And so finally to the Moodists, I shouldn't be allowed to write about this band. Their return fro the UK has been eagerly awaited by a loyal few, and scorned or ignored by the majority. But the Moodists can't be hurt. Their rock music is compelling and transforms me into the unashamed, uncritical and whole hearted devotion of a fan.
Skilful, elegant and shattering, this short set , enigmatic performance reminded me why I loved this band so much last year before they left Australia. The Moodists reject every musical cliche and have invented an alternative that pulps the competition. One encore of "the Disciples know" and they left me for dead, only one though in my mind: Rock'n'Roll lives!
David Nicholls, Smash Hits 1985

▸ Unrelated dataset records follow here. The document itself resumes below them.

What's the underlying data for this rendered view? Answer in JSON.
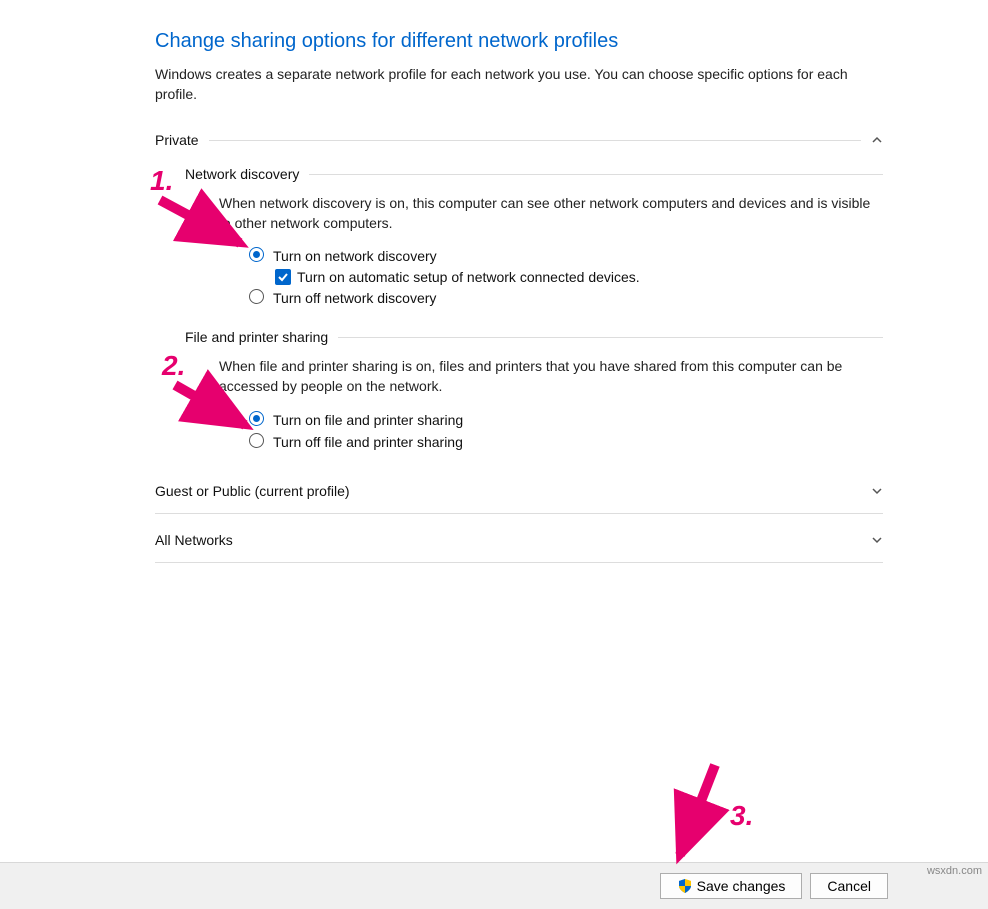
{
  "title": "Change sharing options for different network profiles",
  "description": "Windows creates a separate network profile for each network you use. You can choose specific options for each profile.",
  "profiles": {
    "private": {
      "label": "Private",
      "network_discovery": {
        "title": "Network discovery",
        "desc": "When network discovery is on, this computer can see other network computers and devices and is visible to other network computers.",
        "on_label": "Turn on network discovery",
        "auto_label": "Turn on automatic setup of network connected devices.",
        "off_label": "Turn off network discovery"
      },
      "file_printer": {
        "title": "File and printer sharing",
        "desc": "When file and printer sharing is on, files and printers that you have shared from this computer can be accessed by people on the network.",
        "on_label": "Turn on file and printer sharing",
        "off_label": "Turn off file and printer sharing"
      }
    },
    "guest": {
      "label": "Guest or Public (current profile)"
    },
    "all": {
      "label": "All Networks"
    }
  },
  "buttons": {
    "save": "Save changes",
    "cancel": "Cancel"
  },
  "annotations": {
    "n1": "1.",
    "n2": "2.",
    "n3": "3."
  },
  "watermark": "wsxdn.com"
}
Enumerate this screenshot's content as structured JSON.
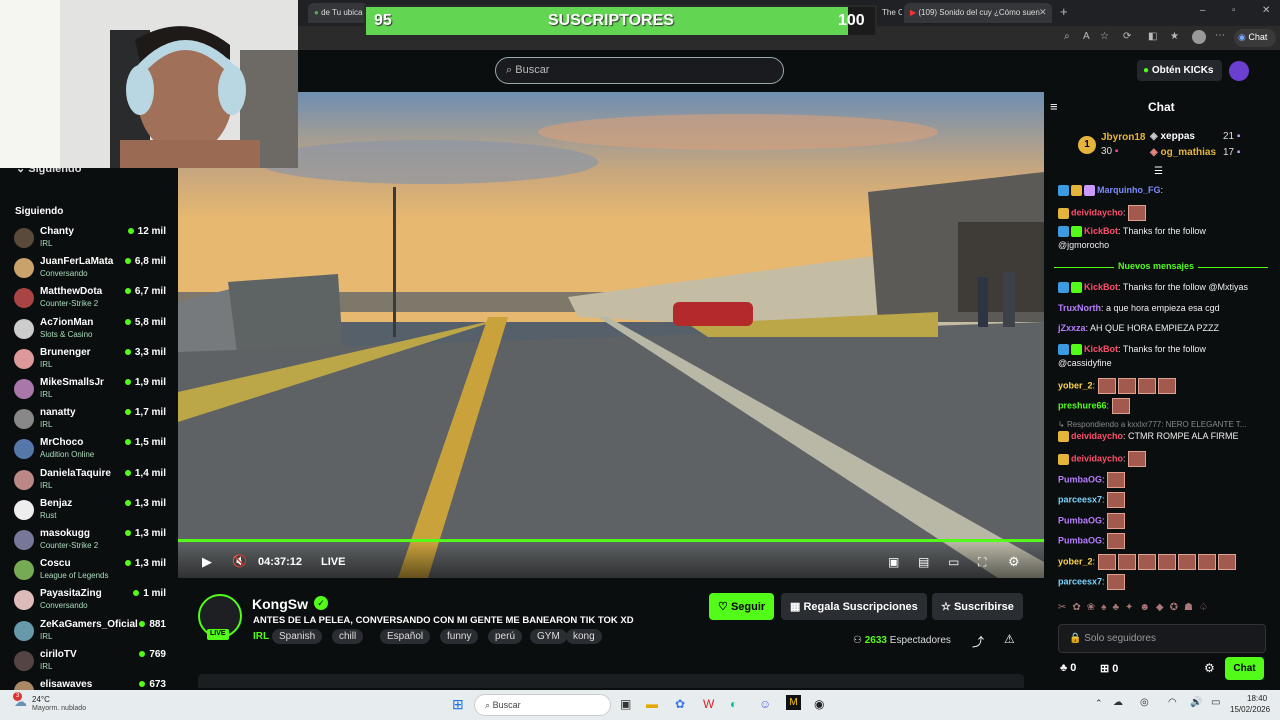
{
  "browser": {
    "tabs": [
      {
        "label": "de Tu ubica"
      },
      {
        "label": "The Champ"
      },
      {
        "label": "(109) Sonido del cuy ¿Cómo suen"
      }
    ],
    "tab_close": "✕",
    "new_tab": "+",
    "copilot_label": "Chat"
  },
  "subscriber_goal": {
    "current": "95",
    "label": "SUSCRIPTORES",
    "target": "100"
  },
  "header": {
    "search_placeholder": "Buscar",
    "kicks_label": "Obtén KICKs"
  },
  "sidebar": {
    "top_label": "Siguiendo",
    "section_title": "Siguiendo",
    "channels": [
      {
        "name": "Chanty",
        "category": "IRL",
        "viewers": "12 mil",
        "color": "#5a4a3a"
      },
      {
        "name": "JuanFerLaMata",
        "category": "Conversando",
        "viewers": "6,8 mil",
        "color": "#c9a26a"
      },
      {
        "name": "MatthewDota",
        "category": "Counter-Strike 2",
        "viewers": "6,7 mil",
        "color": "#a44"
      },
      {
        "name": "Ac7ionMan",
        "category": "Slots & Casino",
        "viewers": "5,8 mil",
        "color": "#ccc"
      },
      {
        "name": "Brunenger",
        "category": "IRL",
        "viewers": "3,3 mil",
        "color": "#d99"
      },
      {
        "name": "MikeSmallsJr",
        "category": "IRL",
        "viewers": "1,9 mil",
        "color": "#a7a"
      },
      {
        "name": "nanatty",
        "category": "IRL",
        "viewers": "1,7 mil",
        "color": "#888"
      },
      {
        "name": "MrChoco",
        "category": "Audition Online",
        "viewers": "1,5 mil",
        "color": "#57a"
      },
      {
        "name": "DanielaTaquire",
        "category": "IRL",
        "viewers": "1,4 mil",
        "color": "#b88"
      },
      {
        "name": "Benjaz",
        "category": "Rust",
        "viewers": "1,3 mil",
        "color": "#eee"
      },
      {
        "name": "masokugg",
        "category": "Counter-Strike 2",
        "viewers": "1,3 mil",
        "color": "#779"
      },
      {
        "name": "Coscu",
        "category": "League of Legends",
        "viewers": "1,3 mil",
        "color": "#7a5"
      },
      {
        "name": "PayasitaZing",
        "category": "Conversando",
        "viewers": "1 mil",
        "color": "#dbb"
      },
      {
        "name": "ZeKaGamers_Oficial",
        "category": "IRL",
        "viewers": "881",
        "color": "#69a"
      },
      {
        "name": "ciriloTV",
        "category": "IRL",
        "viewers": "769",
        "color": "#544"
      },
      {
        "name": "elisawaves",
        "category": "",
        "viewers": "673",
        "color": "#a86"
      }
    ]
  },
  "player": {
    "time": "04:37:12",
    "live_label": "LIVE"
  },
  "stream": {
    "channel": "KongSw",
    "live_badge": "LIVE",
    "title": "ANTES DE LA PELEA, CONVERSANDO CON MI GENTE  ME BANEARON TIK TOK XD",
    "category": "IRL",
    "tags": [
      "Spanish",
      "chill",
      "Español",
      "funny",
      "perú",
      "GYM",
      "kong"
    ],
    "viewers": "2633",
    "viewers_label": "Espectadores",
    "follow": "Seguir",
    "gift": "Regala Suscripciones",
    "subscribe": "Suscribirse"
  },
  "chat": {
    "title": "Chat",
    "leaders": [
      {
        "rank": "1",
        "name": "Jbyron18",
        "count": "30"
      },
      {
        "name": "xeppas",
        "count": "21"
      },
      {
        "name": "og_mathias",
        "count": "17"
      }
    ],
    "new_messages": "Nuevos mensajes",
    "reply_note": "Respondiendo a kxxlxr777: NERO ELEGANTE T...",
    "messages": [
      {
        "user": "Marquinho_FG",
        "text": "",
        "color": "#7b8cff"
      },
      {
        "user": "deividaycho",
        "text": "",
        "color": "#ff4d6d"
      },
      {
        "user": "KickBot",
        "text": "Thanks for the follow",
        "color": "#ff4d6d"
      },
      {
        "user": "",
        "text": "@jgmorocho",
        "color": "#fff"
      },
      {
        "user": "KickBot",
        "text": "Thanks for the follow @Mxtiyas",
        "color": "#ff4d6d"
      },
      {
        "user": "TruxNorth",
        "text": "a que hora empieza esa cgd",
        "color": "#b77dff"
      },
      {
        "user": "jZxxza",
        "text": "AH QUE HORA EMPIEZA PZZZ",
        "color": "#b77dff"
      },
      {
        "user": "KickBot",
        "text": "Thanks for the follow",
        "color": "#ff4d6d"
      },
      {
        "user": "",
        "text": "@cassidyfine",
        "color": "#fff"
      },
      {
        "user": "yober_2",
        "text": "",
        "color": "#ffd24d"
      },
      {
        "user": "preshure66",
        "text": "",
        "color": "#53fc18"
      },
      {
        "user": "deividaycho",
        "text": "CTMR ROMPE ALA FIRME",
        "color": "#ff4d6d"
      },
      {
        "user": "deividaycho",
        "text": "",
        "color": "#ff4d6d"
      },
      {
        "user": "PumbaOG",
        "text": "",
        "color": "#b77dff"
      },
      {
        "user": "parceesx7",
        "text": "",
        "color": "#7bd3ff"
      },
      {
        "user": "PumbaOG",
        "text": "",
        "color": "#b77dff"
      },
      {
        "user": "PumbaOG",
        "text": "",
        "color": "#b77dff"
      },
      {
        "user": "yober_2",
        "text": "",
        "color": "#ffd24d"
      },
      {
        "user": "parceesx7",
        "text": "",
        "color": "#7bd3ff"
      }
    ],
    "input_placeholder": "Solo seguidores",
    "kicks_count": "0",
    "subs_count": "0",
    "send_label": "Chat"
  },
  "taskbar": {
    "weather_temp": "24°C",
    "weather_desc": "Mayorm. nublado",
    "weather_badge": "3",
    "search_label": "Buscar",
    "time": "18:40",
    "date": "15/02/2026"
  }
}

The Moodists seem to have taken the dreaded rock into a dark alley and beaten the holy shit out of it. Each time they assemble on stage they seem to be growling more awesome. Tonight "six dead Birds" and "some kinda jones" rumbled along in true volcanic manner, threatening to belch out fuming lava at any moment, and with the new single, "enough legs to live on" about to drop on your doorsteps and scare away the postman, you'd better shut the windows and put the kids to bed sharpish.
So give up Bone Orchard, Folk Devils, muesli, the Doors, Frddie and the dreamers, perish the thought that Dave Graney plays Sancho Panza to Quixotic Cave, The Moodists are real Boss Shitkickers and don't you forget it.
Bruce Dessau, NME 1984

The Moodists songs of dark, brooding obsessions, heavy bass and drums and raging wall of noise guitars add up to a sound that is notably original , and bracingly, aggressively visceral.
Their first album, "Thirstys Calling", recorded for England's independent Red Flame label, is a powerful debut.But The Moodists forged their reputation in Australia, and then in Britain, with live performances ; listeners who were moved by the claustrophobic intensity of the early Velvet Underground or Joy Division will want to experience the Moodists at first hand.
New York Times, 1984

Clare Moore, The Moodists, 1986.
Picture Bleddyn Butcher

The Moodists are Primitives who reduce the elements of music back to their most basic., their most crude level and then proceed from that return to zero. For the Moodists there is no decoration, no embellishment beyond what is crucial. Other music which uses this trategy to similar effect includes Flippers "Sex Bomb", Eddie Cochranes "CMon Everybody" a, The Saints "I'm stranded", John Lee Hookers "Black Snake Moan" and just about anything by the Ramones and Little Richard.
Frank Brunetti, Ram magazine 1983

Reading University November 1983
An unholy noise erupts from the Union Hall, and curious students start wndering in from the bar to check out the commotion. They ain't heard anything like this in a long while, possibly never. "Frankies negative, FRankies negative, Frankie without Frankies trouble..." Dave Graney thrusts his hips lavisciously while crooning the sorry tale of Frankie and his negative into the mike clasped in his left hand, his voice astride a wall of crashing guitars and thunderous drums. Its a mean, snarling sound , but Dave looks about as threatening as an ice cream vendor , the cherubic face and mop of curly hair totally contradicting any sexual tension or danger that the gyrating pelvis might connotate.
"Jim Morrison" shouts a lank haired youth to my right, partly in derision and partly in admiration. The audience don't quite know aht to make of the Moodists and that in itself is a homage.
Meanwhile, I'm quietly wondering how the Fall are going to follow a support band as powerful as this.
Marie Ryan, Ram magazine 1984

a short bio of Clare and David

Reviews of "Two Fisted Art". What the papers say in 2003

An interview with the Moodists in 2003.

Here be an interview with Chris Walsh in 2003

a short bio of the Moodists

The Moodists and pals, words from people who were there

David Graney tries to explain where the songs were comin' from , here....

More reviews from the time and two pieces that take a longer term view on the Moodists

the lyrics?